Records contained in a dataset
★ ★ ★
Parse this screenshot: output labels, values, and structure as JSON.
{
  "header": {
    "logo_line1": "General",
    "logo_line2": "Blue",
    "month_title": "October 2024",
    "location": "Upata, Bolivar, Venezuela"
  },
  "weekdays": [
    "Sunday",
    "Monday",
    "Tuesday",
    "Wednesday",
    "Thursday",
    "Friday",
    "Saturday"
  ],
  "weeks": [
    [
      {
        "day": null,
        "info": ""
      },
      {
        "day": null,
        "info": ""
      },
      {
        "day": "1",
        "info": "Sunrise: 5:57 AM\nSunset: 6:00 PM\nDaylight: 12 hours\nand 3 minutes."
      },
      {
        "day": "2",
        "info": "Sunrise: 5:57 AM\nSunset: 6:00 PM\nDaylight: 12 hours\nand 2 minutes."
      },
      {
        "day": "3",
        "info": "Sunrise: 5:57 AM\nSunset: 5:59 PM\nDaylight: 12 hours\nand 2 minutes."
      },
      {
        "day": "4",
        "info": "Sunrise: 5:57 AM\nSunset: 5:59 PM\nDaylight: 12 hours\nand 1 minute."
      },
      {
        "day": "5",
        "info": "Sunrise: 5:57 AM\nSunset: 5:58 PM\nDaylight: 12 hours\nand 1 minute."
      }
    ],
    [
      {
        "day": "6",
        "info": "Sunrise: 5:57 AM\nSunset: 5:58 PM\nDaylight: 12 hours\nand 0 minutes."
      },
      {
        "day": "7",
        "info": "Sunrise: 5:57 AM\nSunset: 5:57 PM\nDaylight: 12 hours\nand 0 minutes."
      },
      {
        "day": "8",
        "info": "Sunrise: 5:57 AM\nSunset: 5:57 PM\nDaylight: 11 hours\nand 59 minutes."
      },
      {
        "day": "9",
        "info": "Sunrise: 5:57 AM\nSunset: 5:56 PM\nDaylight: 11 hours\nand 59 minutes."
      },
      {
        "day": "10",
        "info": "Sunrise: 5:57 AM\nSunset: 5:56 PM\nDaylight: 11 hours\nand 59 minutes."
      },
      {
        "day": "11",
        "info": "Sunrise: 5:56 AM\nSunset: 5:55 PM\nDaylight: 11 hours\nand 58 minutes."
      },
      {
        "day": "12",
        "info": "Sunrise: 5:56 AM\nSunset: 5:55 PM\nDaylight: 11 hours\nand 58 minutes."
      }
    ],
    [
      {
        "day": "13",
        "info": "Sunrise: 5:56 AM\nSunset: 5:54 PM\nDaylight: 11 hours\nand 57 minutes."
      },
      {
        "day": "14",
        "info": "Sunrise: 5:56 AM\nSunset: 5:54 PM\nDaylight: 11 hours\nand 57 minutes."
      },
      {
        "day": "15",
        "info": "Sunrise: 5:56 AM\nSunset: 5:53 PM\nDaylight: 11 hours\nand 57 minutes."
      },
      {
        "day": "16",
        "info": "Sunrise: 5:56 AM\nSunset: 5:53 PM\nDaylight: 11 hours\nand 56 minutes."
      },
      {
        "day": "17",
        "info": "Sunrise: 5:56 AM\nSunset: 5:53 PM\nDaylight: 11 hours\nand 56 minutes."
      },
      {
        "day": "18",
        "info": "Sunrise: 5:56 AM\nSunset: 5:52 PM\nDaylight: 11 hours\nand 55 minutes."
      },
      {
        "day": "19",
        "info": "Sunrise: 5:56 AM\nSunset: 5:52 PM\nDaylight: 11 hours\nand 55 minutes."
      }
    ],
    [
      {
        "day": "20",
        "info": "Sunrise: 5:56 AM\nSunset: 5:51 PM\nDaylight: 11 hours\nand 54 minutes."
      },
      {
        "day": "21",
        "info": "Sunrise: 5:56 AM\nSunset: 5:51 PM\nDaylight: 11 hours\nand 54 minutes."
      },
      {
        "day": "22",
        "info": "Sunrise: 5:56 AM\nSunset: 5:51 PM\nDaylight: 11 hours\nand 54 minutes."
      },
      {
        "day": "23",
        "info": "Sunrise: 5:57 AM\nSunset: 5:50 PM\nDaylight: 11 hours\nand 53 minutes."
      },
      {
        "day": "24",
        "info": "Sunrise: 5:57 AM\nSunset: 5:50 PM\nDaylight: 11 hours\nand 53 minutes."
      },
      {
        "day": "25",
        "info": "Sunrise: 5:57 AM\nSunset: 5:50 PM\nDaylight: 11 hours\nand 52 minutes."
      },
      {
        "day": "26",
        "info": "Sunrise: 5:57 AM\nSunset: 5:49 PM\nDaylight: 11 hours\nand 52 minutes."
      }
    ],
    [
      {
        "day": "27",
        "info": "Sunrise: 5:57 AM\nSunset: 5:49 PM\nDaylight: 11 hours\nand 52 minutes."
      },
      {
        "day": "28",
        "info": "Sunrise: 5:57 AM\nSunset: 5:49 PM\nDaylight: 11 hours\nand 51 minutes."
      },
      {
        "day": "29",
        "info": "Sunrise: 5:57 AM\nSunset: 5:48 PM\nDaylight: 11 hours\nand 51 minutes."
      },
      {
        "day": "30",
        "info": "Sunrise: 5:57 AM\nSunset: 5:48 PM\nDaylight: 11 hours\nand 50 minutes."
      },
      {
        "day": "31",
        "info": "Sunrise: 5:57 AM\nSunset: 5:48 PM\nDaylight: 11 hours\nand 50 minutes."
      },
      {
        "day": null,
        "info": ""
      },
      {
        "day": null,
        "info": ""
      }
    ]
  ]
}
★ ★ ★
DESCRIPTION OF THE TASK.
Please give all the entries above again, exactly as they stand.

FINISHED EXERCISE.
Parse this screenshot: output labels, values, and structure as JSON.
{
  "header": {
    "logo_line1": "General",
    "logo_line2": "Blue",
    "month_title": "October 2024",
    "location": "Upata, Bolivar, Venezuela"
  },
  "weekdays": [
    "Sunday",
    "Monday",
    "Tuesday",
    "Wednesday",
    "Thursday",
    "Friday",
    "Saturday"
  ],
  "weeks": [
    [
      {
        "day": null,
        "info": ""
      },
      {
        "day": null,
        "info": ""
      },
      {
        "day": "1",
        "info": "Sunrise: 5:57 AM\nSunset: 6:00 PM\nDaylight: 12 hours\nand 3 minutes."
      },
      {
        "day": "2",
        "info": "Sunrise: 5:57 AM\nSunset: 6:00 PM\nDaylight: 12 hours\nand 2 minutes."
      },
      {
        "day": "3",
        "info": "Sunrise: 5:57 AM\nSunset: 5:59 PM\nDaylight: 12 hours\nand 2 minutes."
      },
      {
        "day": "4",
        "info": "Sunrise: 5:57 AM\nSunset: 5:59 PM\nDaylight: 12 hours\nand 1 minute."
      },
      {
        "day": "5",
        "info": "Sunrise: 5:57 AM\nSunset: 5:58 PM\nDaylight: 12 hours\nand 1 minute."
      }
    ],
    [
      {
        "day": "6",
        "info": "Sunrise: 5:57 AM\nSunset: 5:58 PM\nDaylight: 12 hours\nand 0 minutes."
      },
      {
        "day": "7",
        "info": "Sunrise: 5:57 AM\nSunset: 5:57 PM\nDaylight: 12 hours\nand 0 minutes."
      },
      {
        "day": "8",
        "info": "Sunrise: 5:57 AM\nSunset: 5:57 PM\nDaylight: 11 hours\nand 59 minutes."
      },
      {
        "day": "9",
        "info": "Sunrise: 5:57 AM\nSunset: 5:56 PM\nDaylight: 11 hours\nand 59 minutes."
      },
      {
        "day": "10",
        "info": "Sunrise: 5:57 AM\nSunset: 5:56 PM\nDaylight: 11 hours\nand 59 minutes."
      },
      {
        "day": "11",
        "info": "Sunrise: 5:56 AM\nSunset: 5:55 PM\nDaylight: 11 hours\nand 58 minutes."
      },
      {
        "day": "12",
        "info": "Sunrise: 5:56 AM\nSunset: 5:55 PM\nDaylight: 11 hours\nand 58 minutes."
      }
    ],
    [
      {
        "day": "13",
        "info": "Sunrise: 5:56 AM\nSunset: 5:54 PM\nDaylight: 11 hours\nand 57 minutes."
      },
      {
        "day": "14",
        "info": "Sunrise: 5:56 AM\nSunset: 5:54 PM\nDaylight: 11 hours\nand 57 minutes."
      },
      {
        "day": "15",
        "info": "Sunrise: 5:56 AM\nSunset: 5:53 PM\nDaylight: 11 hours\nand 57 minutes."
      },
      {
        "day": "16",
        "info": "Sunrise: 5:56 AM\nSunset: 5:53 PM\nDaylight: 11 hours\nand 56 minutes."
      },
      {
        "day": "17",
        "info": "Sunrise: 5:56 AM\nSunset: 5:53 PM\nDaylight: 11 hours\nand 56 minutes."
      },
      {
        "day": "18",
        "info": "Sunrise: 5:56 AM\nSunset: 5:52 PM\nDaylight: 11 hours\nand 55 minutes."
      },
      {
        "day": "19",
        "info": "Sunrise: 5:56 AM\nSunset: 5:52 PM\nDaylight: 11 hours\nand 55 minutes."
      }
    ],
    [
      {
        "day": "20",
        "info": "Sunrise: 5:56 AM\nSunset: 5:51 PM\nDaylight: 11 hours\nand 54 minutes."
      },
      {
        "day": "21",
        "info": "Sunrise: 5:56 AM\nSunset: 5:51 PM\nDaylight: 11 hours\nand 54 minutes."
      },
      {
        "day": "22",
        "info": "Sunrise: 5:56 AM\nSunset: 5:51 PM\nDaylight: 11 hours\nand 54 minutes."
      },
      {
        "day": "23",
        "info": "Sunrise: 5:57 AM\nSunset: 5:50 PM\nDaylight: 11 hours\nand 53 minutes."
      },
      {
        "day": "24",
        "info": "Sunrise: 5:57 AM\nSunset: 5:50 PM\nDaylight: 11 hours\nand 53 minutes."
      },
      {
        "day": "25",
        "info": "Sunrise: 5:57 AM\nSunset: 5:50 PM\nDaylight: 11 hours\nand 52 minutes."
      },
      {
        "day": "26",
        "info": "Sunrise: 5:57 AM\nSunset: 5:49 PM\nDaylight: 11 hours\nand 52 minutes."
      }
    ],
    [
      {
        "day": "27",
        "info": "Sunrise: 5:57 AM\nSunset: 5:49 PM\nDaylight: 11 hours\nand 52 minutes."
      },
      {
        "day": "28",
        "info": "Sunrise: 5:57 AM\nSunset: 5:49 PM\nDaylight: 11 hours\nand 51 minutes."
      },
      {
        "day": "29",
        "info": "Sunrise: 5:57 AM\nSunset: 5:48 PM\nDaylight: 11 hours\nand 51 minutes."
      },
      {
        "day": "30",
        "info": "Sunrise: 5:57 AM\nSunset: 5:48 PM\nDaylight: 11 hours\nand 50 minutes."
      },
      {
        "day": "31",
        "info": "Sunrise: 5:57 AM\nSunset: 5:48 PM\nDaylight: 11 hours\nand 50 minutes."
      },
      {
        "day": null,
        "info": ""
      },
      {
        "day": null,
        "info": ""
      }
    ]
  ]
}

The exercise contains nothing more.